- [Exercise description]:
Nothing in the records may be altered; repeat them exactly.

- [Data shown]:
++++++
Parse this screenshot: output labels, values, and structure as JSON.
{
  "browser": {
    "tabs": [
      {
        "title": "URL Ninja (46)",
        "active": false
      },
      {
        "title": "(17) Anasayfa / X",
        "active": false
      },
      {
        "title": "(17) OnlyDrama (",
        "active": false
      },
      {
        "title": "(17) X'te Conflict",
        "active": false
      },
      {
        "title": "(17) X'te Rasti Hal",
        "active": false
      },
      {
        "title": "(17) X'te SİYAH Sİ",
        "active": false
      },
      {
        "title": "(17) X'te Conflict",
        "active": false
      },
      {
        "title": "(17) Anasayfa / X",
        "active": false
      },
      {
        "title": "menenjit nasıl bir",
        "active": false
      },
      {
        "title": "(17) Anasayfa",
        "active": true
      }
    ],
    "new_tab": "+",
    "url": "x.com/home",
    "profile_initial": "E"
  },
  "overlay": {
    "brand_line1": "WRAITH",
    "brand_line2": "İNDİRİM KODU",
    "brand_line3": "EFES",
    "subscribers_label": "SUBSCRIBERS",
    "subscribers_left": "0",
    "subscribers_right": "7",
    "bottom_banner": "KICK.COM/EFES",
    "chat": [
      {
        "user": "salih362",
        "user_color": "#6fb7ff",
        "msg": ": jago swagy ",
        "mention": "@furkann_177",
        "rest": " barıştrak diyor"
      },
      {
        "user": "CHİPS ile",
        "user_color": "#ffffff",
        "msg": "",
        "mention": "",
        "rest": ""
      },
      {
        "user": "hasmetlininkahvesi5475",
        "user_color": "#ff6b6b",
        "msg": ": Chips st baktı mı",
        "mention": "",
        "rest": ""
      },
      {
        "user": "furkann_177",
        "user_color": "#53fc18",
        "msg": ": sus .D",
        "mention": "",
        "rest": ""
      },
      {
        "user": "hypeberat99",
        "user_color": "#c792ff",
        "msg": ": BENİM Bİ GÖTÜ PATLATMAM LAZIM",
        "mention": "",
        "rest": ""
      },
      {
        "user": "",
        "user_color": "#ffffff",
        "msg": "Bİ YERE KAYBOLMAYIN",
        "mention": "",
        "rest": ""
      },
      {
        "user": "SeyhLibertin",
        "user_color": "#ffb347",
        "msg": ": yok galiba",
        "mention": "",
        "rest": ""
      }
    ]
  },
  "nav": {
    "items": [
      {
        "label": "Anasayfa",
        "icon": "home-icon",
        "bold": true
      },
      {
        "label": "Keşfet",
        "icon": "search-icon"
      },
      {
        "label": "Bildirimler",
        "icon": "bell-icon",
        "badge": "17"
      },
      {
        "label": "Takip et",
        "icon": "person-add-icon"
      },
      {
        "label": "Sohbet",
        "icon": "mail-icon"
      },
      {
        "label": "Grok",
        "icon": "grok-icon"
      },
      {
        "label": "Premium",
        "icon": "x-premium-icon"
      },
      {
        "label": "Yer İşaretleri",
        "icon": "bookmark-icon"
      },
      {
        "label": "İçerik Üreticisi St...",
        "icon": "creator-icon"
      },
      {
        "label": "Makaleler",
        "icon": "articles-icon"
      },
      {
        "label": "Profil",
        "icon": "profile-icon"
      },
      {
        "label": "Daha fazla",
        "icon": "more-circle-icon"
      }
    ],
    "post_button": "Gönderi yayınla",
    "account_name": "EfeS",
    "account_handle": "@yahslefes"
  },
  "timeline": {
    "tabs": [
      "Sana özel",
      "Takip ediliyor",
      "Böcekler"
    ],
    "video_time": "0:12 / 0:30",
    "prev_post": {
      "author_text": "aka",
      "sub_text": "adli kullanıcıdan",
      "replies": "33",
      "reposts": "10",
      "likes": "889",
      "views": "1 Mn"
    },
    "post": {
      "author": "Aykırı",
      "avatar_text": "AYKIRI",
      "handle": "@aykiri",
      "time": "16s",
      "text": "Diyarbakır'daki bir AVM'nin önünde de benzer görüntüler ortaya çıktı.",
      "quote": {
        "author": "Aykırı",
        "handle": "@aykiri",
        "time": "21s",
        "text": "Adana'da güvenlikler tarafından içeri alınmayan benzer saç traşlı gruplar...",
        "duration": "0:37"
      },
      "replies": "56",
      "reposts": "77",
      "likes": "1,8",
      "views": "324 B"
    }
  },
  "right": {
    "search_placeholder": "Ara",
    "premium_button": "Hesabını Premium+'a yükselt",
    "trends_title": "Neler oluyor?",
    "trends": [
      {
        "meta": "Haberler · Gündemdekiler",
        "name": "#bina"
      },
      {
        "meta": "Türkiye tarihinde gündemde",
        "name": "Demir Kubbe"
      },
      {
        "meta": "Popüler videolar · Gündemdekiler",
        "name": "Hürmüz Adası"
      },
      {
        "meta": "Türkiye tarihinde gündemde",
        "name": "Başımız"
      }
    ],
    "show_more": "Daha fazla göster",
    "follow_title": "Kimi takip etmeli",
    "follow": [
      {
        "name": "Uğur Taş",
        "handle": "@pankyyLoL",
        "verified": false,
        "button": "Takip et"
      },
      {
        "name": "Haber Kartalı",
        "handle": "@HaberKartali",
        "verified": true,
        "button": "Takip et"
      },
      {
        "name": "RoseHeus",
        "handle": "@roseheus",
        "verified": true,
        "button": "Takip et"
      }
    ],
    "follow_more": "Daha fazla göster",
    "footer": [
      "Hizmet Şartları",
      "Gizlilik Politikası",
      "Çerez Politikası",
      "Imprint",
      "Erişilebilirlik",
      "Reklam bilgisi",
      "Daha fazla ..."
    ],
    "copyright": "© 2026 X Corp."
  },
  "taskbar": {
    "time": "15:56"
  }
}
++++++
- [Result of the exercise]:
Parse this screenshot: output labels, values, and structure as JSON.
{
  "browser": {
    "tabs": [
      {
        "title": "URL Ninja (46)",
        "active": false
      },
      {
        "title": "(17) Anasayfa / X",
        "active": false
      },
      {
        "title": "(17) OnlyDrama (",
        "active": false
      },
      {
        "title": "(17) X'te Conflict",
        "active": false
      },
      {
        "title": "(17) X'te Rasti Hal",
        "active": false
      },
      {
        "title": "(17) X'te SİYAH Sİ",
        "active": false
      },
      {
        "title": "(17) X'te Conflict",
        "active": false
      },
      {
        "title": "(17) Anasayfa / X",
        "active": false
      },
      {
        "title": "menenjit nasıl bir",
        "active": false
      },
      {
        "title": "(17) Anasayfa",
        "active": true
      }
    ],
    "new_tab": "+",
    "url": "x.com/home",
    "profile_initial": "E"
  },
  "overlay": {
    "brand_line1": "WRAITH",
    "brand_line2": "İNDİRİM KODU",
    "brand_line3": "EFES",
    "subscribers_label": "SUBSCRIBERS",
    "subscribers_left": "0",
    "subscribers_right": "7",
    "bottom_banner": "KICK.COM/EFES",
    "chat": [
      {
        "user": "salih362",
        "user_color": "#6fb7ff",
        "msg": ": jago swagy ",
        "mention": "@furkann_177",
        "rest": " barıştrak diyor"
      },
      {
        "user": "CHİPS ile",
        "user_color": "#ffffff",
        "msg": "",
        "mention": "",
        "rest": ""
      },
      {
        "user": "hasmetlininkahvesi5475",
        "user_color": "#ff6b6b",
        "msg": ": Chips st baktı mı",
        "mention": "",
        "rest": ""
      },
      {
        "user": "furkann_177",
        "user_color": "#53fc18",
        "msg": ": sus .D",
        "mention": "",
        "rest": ""
      },
      {
        "user": "hypeberat99",
        "user_color": "#c792ff",
        "msg": ": BENİM Bİ GÖTÜ PATLATMAM LAZIM",
        "mention": "",
        "rest": ""
      },
      {
        "user": "",
        "user_color": "#ffffff",
        "msg": "Bİ YERE KAYBOLMAYIN",
        "mention": "",
        "rest": ""
      },
      {
        "user": "SeyhLibertin",
        "user_color": "#ffb347",
        "msg": ": yok galiba",
        "mention": "",
        "rest": ""
      }
    ]
  },
  "nav": {
    "items": [
      {
        "label": "Anasayfa",
        "icon": "home-icon",
        "bold": true
      },
      {
        "label": "Keşfet",
        "icon": "search-icon"
      },
      {
        "label": "Bildirimler",
        "icon": "bell-icon",
        "badge": "17"
      },
      {
        "label": "Takip et",
        "icon": "person-add-icon"
      },
      {
        "label": "Sohbet",
        "icon": "mail-icon"
      },
      {
        "label": "Grok",
        "icon": "grok-icon"
      },
      {
        "label": "Premium",
        "icon": "x-premium-icon"
      },
      {
        "label": "Yer İşaretleri",
        "icon": "bookmark-icon"
      },
      {
        "label": "İçerik Üreticisi St...",
        "icon": "creator-icon"
      },
      {
        "label": "Makaleler",
        "icon": "articles-icon"
      },
      {
        "label": "Profil",
        "icon": "profile-icon"
      },
      {
        "label": "Daha fazla",
        "icon": "more-circle-icon"
      }
    ],
    "post_button": "Gönderi yayınla",
    "account_name": "EfeS",
    "account_handle": "@yahslefes"
  },
  "timeline": {
    "tabs": [
      "Sana özel",
      "Takip ediliyor",
      "Böcekler"
    ],
    "video_time": "0:12 / 0:30",
    "prev_post": {
      "author_text": "aka",
      "sub_text": "adli kullanıcıdan",
      "replies": "33",
      "reposts": "10",
      "likes": "889",
      "views": "1 Mn"
    },
    "post": {
      "author": "Aykırı",
      "avatar_text": "AYKIRI",
      "handle": "@aykiri",
      "time": "16s",
      "text": "Diyarbakır'daki bir AVM'nin önünde de benzer görüntüler ortaya çıktı.",
      "quote": {
        "author": "Aykırı",
        "handle": "@aykiri",
        "time": "21s",
        "text": "Adana'da güvenlikler tarafından içeri alınmayan benzer saç traşlı gruplar...",
        "duration": "0:37"
      },
      "replies": "56",
      "reposts": "77",
      "likes": "1,8",
      "views": "324 B"
    }
  },
  "right": {
    "search_placeholder": "Ara",
    "premium_button": "Hesabını Premium+'a yükselt",
    "trends_title": "Neler oluyor?",
    "trends": [
      {
        "meta": "Haberler · Gündemdekiler",
        "name": "#bina"
      },
      {
        "meta": "Türkiye tarihinde gündemde",
        "name": "Demir Kubbe"
      },
      {
        "meta": "Popüler videolar · Gündemdekiler",
        "name": "Hürmüz Adası"
      },
      {
        "meta": "Türkiye tarihinde gündemde",
        "name": "Başımız"
      }
    ],
    "show_more": "Daha fazla göster",
    "follow_title": "Kimi takip etmeli",
    "follow": [
      {
        "name": "Uğur Taş",
        "handle": "@pankyyLoL",
        "verified": false,
        "button": "Takip et"
      },
      {
        "name": "Haber Kartalı",
        "handle": "@HaberKartali",
        "verified": true,
        "button": "Takip et"
      },
      {
        "name": "RoseHeus",
        "handle": "@roseheus",
        "verified": true,
        "button": "Takip et"
      }
    ],
    "follow_more": "Daha fazla göster",
    "footer": [
      "Hizmet Şartları",
      "Gizlilik Politikası",
      "Çerez Politikası",
      "Imprint",
      "Erişilebilirlik",
      "Reklam bilgisi",
      "Daha fazla ..."
    ],
    "copyright": "© 2026 X Corp."
  },
  "taskbar": {
    "time": "15:56"
  }
}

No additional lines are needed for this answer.